I came up with this idea because Taia Global, the company that I founded in 2011, is a cyber security startup and last week we signed two Fortune Global 500 customers to our new product offering REDACT. I never would have met those customers without the benefit of Suits and Spooks. So this is my way of paying it forward.

If your security startup is less than five years old and hasn't raised more than a series A round, then you have an opportunity to meet face to face for six minutes to pitch your product to the following high level decision makers; any one of whom could - with a "yes" - accelerate the trajectory of your company.

  • Dan Geer - CISO of In-Q-Tel
  • Christopher Michael - Cybersecurity Deputy and Director of Security Engineering at BAE Systems
  • Nicholas Brookes - Director, Deputy Global Head of Financial Intelligence Unit at Credit Suisse
  • Edward V. Marshall - Vice President, Credit Suisse
  • Phil Rosenberg - Director, Deloitte Financial Advisory Services
  • Lisa Dane - Director, Deloitte Business Intelligence Group
  • Niloofar Howe - Operating Partner and Managing Director at Paladin Capital

In addition to the above, you'll also meet 1:1 with other decision makers from corporations, academia, State government, and venture capital firms. This is a very limited-seating event that will run from 12p-3p at Soho House NYC on May 19th. Lunch is included and there will be a cash bar.

If you're a VC, or a Director or above at a mid-sized or larger corporation or State agency and you want to stay current on the latest new security solutions that are about to hit the market, then this lunch is for you as well.
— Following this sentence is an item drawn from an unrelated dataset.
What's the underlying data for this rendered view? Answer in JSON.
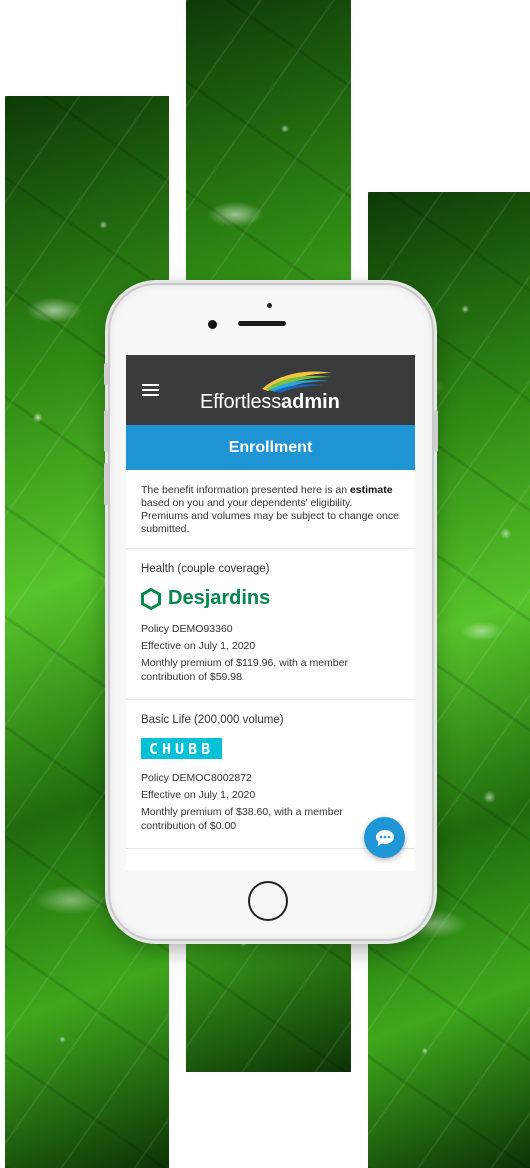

If you'd like to sponsor this event, shoot me an email and I'll introduce you to Mike Lennon at Wired Business Media.

Here's how to register.